─── DATA ───

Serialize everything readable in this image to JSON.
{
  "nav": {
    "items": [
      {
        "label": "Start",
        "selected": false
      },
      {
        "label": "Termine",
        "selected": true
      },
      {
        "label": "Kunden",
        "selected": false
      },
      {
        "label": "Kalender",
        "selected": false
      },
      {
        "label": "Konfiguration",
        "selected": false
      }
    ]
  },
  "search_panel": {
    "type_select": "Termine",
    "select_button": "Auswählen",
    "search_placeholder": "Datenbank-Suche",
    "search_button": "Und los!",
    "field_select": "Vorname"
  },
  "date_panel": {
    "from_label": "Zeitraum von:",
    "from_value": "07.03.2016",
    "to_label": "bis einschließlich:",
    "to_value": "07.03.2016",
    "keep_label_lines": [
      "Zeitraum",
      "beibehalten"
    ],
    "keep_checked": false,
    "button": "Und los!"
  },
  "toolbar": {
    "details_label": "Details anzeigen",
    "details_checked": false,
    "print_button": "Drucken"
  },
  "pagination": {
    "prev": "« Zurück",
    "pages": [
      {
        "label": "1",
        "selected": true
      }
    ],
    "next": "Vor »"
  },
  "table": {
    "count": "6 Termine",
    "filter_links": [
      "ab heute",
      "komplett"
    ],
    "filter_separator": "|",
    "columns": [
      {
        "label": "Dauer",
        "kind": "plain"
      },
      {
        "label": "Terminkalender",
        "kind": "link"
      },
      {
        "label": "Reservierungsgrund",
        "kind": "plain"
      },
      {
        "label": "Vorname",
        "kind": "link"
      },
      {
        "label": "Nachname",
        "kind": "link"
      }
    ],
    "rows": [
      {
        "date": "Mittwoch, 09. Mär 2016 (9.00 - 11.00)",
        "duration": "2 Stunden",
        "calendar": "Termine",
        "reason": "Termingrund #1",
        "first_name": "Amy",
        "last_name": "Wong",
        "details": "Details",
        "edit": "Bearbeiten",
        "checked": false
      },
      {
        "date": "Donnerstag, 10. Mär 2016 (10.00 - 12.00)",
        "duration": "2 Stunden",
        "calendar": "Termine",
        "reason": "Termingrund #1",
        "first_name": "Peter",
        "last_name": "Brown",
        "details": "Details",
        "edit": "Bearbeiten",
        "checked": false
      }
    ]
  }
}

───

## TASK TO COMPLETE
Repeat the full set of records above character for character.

## RESPONSE TO THE EXERCISE
Serialize everything readable in this image to JSON.
{
  "nav": {
    "items": [
      {
        "label": "Start",
        "selected": false
      },
      {
        "label": "Termine",
        "selected": true
      },
      {
        "label": "Kunden",
        "selected": false
      },
      {
        "label": "Kalender",
        "selected": false
      },
      {
        "label": "Konfiguration",
        "selected": false
      }
    ]
  },
  "search_panel": {
    "type_select": "Termine",
    "select_button": "Auswählen",
    "search_placeholder": "Datenbank-Suche",
    "search_button": "Und los!",
    "field_select": "Vorname"
  },
  "date_panel": {
    "from_label": "Zeitraum von:",
    "from_value": "07.03.2016",
    "to_label": "bis einschließlich:",
    "to_value": "07.03.2016",
    "keep_label_lines": [
      "Zeitraum",
      "beibehalten"
    ],
    "keep_checked": false,
    "button": "Und los!"
  },
  "toolbar": {
    "details_label": "Details anzeigen",
    "details_checked": false,
    "print_button": "Drucken"
  },
  "pagination": {
    "prev": "« Zurück",
    "pages": [
      {
        "label": "1",
        "selected": true
      }
    ],
    "next": "Vor »"
  },
  "table": {
    "count": "6 Termine",
    "filter_links": [
      "ab heute",
      "komplett"
    ],
    "filter_separator": "|",
    "columns": [
      {
        "label": "Dauer",
        "kind": "plain"
      },
      {
        "label": "Terminkalender",
        "kind": "link"
      },
      {
        "label": "Reservierungsgrund",
        "kind": "plain"
      },
      {
        "label": "Vorname",
        "kind": "link"
      },
      {
        "label": "Nachname",
        "kind": "link"
      }
    ],
    "rows": [
      {
        "date": "Mittwoch, 09. Mär 2016 (9.00 - 11.00)",
        "duration": "2 Stunden",
        "calendar": "Termine",
        "reason": "Termingrund #1",
        "first_name": "Amy",
        "last_name": "Wong",
        "details": "Details",
        "edit": "Bearbeiten",
        "checked": false
      },
      {
        "date": "Donnerstag, 10. Mär 2016 (10.00 - 12.00)",
        "duration": "2 Stunden",
        "calendar": "Termine",
        "reason": "Termingrund #1",
        "first_name": "Peter",
        "last_name": "Brown",
        "details": "Details",
        "edit": "Bearbeiten",
        "checked": false
      }
    ]
  }
}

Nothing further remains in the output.